Paper in Journal of Clinical Oncology
  • Dawson S-J, Price MA, Jenkins MA, McKinley JM, Butow PN, McLachlan S-A, Lindeman GJ, Weideman P, kConFab Investigators, Friedlander ML, Hopper JL, Phillips K-A. (2008) Cancer risk management practices of non-carriers within BRCA1/2 mutation positive families in the Kathleen Cuningham Consortium for Research into Familial Breast Cancer (kConFab). Journal of Clinical Oncology, 26: 225-232.

    ABSTRACT

    Purpose Women from BRCA mutation-positive families who do not carry the family-specific mutation are generally at average cancer risk and therefore do not require intensive risk management.

    Methods Participants were female noncarriers from BRCA mutation-positive families who had responded to 3 yearly follow-up questionnaires and had chosen to either receive or not receive their genetic test result. In the former group, undertaking mammography younger than age 40 years or more than once every 2 years, clinical breast examination (CBE) more than yearly, breast selfexamination (BSE) more than monthly, or any transvaginal ultrasound (TVU) or CA-125 was considered overscreening. Screening behaviors of women who did and did not know their genetic test result were compared. Logistic regression and nonparametric analyses were performed to identify demographic and psychosocial factors (respectively) associated with overscreening.

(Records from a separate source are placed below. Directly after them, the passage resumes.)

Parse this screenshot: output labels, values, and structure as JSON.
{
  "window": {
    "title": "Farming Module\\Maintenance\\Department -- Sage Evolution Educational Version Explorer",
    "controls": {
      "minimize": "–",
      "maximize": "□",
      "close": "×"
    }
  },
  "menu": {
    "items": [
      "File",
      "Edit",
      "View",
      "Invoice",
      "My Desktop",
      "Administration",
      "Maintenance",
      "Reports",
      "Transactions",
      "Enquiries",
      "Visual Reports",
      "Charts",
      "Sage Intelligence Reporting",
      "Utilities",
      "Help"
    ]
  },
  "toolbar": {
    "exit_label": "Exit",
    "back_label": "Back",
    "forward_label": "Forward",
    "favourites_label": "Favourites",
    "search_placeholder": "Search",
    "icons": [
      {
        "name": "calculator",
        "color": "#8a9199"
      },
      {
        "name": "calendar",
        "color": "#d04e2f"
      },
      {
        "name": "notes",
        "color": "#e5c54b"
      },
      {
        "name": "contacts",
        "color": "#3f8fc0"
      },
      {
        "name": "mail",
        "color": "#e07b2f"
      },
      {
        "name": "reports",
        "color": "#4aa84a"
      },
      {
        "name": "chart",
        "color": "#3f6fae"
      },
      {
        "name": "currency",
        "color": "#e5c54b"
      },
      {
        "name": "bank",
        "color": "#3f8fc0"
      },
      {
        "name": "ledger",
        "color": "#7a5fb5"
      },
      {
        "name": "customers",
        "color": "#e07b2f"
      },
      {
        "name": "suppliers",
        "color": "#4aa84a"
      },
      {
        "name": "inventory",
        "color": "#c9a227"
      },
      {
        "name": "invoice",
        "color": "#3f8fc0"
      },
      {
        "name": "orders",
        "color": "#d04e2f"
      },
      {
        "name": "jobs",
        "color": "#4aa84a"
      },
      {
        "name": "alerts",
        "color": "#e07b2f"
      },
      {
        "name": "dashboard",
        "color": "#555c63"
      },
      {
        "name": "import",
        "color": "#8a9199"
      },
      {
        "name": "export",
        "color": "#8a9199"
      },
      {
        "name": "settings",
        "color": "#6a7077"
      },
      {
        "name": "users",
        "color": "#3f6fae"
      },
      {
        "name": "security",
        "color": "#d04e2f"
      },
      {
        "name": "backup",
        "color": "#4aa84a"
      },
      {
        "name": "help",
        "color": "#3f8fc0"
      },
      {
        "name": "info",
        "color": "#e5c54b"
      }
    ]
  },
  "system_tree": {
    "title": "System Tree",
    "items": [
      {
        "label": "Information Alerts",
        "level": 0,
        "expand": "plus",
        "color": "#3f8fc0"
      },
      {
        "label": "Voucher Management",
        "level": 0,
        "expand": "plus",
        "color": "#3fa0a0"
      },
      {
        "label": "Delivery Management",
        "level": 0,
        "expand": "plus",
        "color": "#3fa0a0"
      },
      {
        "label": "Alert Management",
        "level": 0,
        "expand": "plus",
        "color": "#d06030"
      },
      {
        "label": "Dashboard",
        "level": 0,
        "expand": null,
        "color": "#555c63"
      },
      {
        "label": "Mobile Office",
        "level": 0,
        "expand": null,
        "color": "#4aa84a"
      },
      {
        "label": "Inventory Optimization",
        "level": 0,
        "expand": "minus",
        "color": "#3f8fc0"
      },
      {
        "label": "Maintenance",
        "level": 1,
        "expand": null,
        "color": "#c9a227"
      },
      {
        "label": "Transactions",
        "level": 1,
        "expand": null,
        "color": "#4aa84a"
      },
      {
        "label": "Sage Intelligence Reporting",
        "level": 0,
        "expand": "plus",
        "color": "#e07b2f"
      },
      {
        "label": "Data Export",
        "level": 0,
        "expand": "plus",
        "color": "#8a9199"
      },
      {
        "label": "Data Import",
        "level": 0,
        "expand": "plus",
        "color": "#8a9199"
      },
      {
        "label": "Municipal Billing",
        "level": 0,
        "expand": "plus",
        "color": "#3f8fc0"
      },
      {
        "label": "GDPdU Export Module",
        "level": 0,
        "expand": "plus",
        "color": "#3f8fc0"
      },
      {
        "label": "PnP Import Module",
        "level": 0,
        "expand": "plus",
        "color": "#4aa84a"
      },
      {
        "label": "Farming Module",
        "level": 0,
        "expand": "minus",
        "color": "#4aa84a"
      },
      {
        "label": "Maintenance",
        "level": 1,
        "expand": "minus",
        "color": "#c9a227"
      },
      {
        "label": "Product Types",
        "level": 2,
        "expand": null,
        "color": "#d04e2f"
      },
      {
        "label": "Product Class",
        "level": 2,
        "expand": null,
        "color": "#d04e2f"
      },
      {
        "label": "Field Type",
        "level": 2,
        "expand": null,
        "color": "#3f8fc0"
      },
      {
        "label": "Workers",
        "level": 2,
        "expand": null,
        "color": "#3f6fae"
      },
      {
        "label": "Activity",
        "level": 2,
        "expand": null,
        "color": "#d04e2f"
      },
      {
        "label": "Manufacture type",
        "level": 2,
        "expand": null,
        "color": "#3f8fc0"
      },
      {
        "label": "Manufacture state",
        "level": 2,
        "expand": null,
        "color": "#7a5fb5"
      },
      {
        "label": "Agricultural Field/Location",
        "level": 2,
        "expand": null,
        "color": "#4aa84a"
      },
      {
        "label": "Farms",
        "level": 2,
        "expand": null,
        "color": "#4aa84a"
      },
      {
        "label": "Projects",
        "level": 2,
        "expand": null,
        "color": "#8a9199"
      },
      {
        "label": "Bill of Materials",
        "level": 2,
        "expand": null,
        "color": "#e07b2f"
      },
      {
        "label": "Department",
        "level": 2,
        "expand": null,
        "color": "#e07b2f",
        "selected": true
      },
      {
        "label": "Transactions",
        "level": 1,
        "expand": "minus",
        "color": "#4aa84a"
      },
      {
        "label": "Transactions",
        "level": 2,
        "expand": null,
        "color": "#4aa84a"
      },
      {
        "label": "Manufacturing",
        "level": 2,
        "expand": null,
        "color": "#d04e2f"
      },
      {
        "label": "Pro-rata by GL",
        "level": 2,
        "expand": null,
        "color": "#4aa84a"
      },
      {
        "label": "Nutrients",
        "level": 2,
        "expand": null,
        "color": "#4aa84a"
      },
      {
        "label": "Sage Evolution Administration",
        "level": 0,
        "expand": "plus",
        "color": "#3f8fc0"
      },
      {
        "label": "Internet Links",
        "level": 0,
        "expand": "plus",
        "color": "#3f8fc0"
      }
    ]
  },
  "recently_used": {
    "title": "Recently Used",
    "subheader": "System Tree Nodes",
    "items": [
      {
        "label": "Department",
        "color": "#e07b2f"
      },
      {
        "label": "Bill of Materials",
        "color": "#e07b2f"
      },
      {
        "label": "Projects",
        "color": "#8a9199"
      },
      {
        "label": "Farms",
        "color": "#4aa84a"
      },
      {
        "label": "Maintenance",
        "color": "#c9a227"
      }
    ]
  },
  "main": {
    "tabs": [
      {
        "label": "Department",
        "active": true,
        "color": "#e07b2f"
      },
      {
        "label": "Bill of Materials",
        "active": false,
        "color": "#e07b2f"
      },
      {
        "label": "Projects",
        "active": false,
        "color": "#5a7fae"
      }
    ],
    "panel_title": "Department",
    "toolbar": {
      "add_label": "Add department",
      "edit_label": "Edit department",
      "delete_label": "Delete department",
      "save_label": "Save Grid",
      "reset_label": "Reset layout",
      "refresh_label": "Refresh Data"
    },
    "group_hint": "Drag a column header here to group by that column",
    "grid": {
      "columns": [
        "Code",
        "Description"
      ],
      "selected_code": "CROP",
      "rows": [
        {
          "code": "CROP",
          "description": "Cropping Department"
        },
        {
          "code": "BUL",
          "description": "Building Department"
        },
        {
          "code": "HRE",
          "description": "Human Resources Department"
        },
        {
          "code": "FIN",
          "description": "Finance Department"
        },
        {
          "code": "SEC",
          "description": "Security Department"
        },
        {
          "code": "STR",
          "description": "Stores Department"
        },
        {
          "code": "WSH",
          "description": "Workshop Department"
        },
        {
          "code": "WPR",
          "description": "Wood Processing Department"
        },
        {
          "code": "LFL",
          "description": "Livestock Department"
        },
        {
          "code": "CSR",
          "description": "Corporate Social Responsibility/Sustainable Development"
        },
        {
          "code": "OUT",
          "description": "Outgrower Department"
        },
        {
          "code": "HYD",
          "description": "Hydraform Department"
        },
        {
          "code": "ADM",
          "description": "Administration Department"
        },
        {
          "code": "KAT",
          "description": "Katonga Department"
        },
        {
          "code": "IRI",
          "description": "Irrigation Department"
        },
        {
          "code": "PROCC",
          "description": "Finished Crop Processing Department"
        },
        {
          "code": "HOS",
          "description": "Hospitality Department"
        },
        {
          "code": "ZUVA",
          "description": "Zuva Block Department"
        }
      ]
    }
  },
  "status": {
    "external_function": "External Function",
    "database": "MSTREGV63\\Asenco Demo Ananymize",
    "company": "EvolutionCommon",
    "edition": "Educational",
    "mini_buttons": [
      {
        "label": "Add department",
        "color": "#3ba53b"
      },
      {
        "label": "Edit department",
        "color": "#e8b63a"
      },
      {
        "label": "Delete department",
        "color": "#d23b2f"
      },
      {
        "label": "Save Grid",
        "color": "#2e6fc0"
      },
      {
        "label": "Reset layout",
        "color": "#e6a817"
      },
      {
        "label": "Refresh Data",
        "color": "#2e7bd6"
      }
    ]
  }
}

    Results Of 325 eligible women, 116 knew their mutation status and 209 did not. For the first group, proportions overscreening were mammography, 53%; CBE, 10%; BSE, 11%; TVU, 7%; and CA-125, 10%. There were no significant differences in screening behaviors between the groups. In those aware of their mutation status, parous women were more likely to overuse mammography (odds ratio [OR] = 4.4; 95% CI, 1.1 to 17; P = .03) and women with one or more first-degree relative with ovarian cancer (OC) were more likely to overuse OC screening (TVU: OR = 6.00; 95% CI, 1.0 to 35.1; P = .047, and CA-125: OR = 6.50; 95% CI, 1.49 to 28.4; P = .013).

    Conclusion The reasons for overuse of screening (particularly mammography) by mutation noncarriers require additional elucidation given the potential for harm.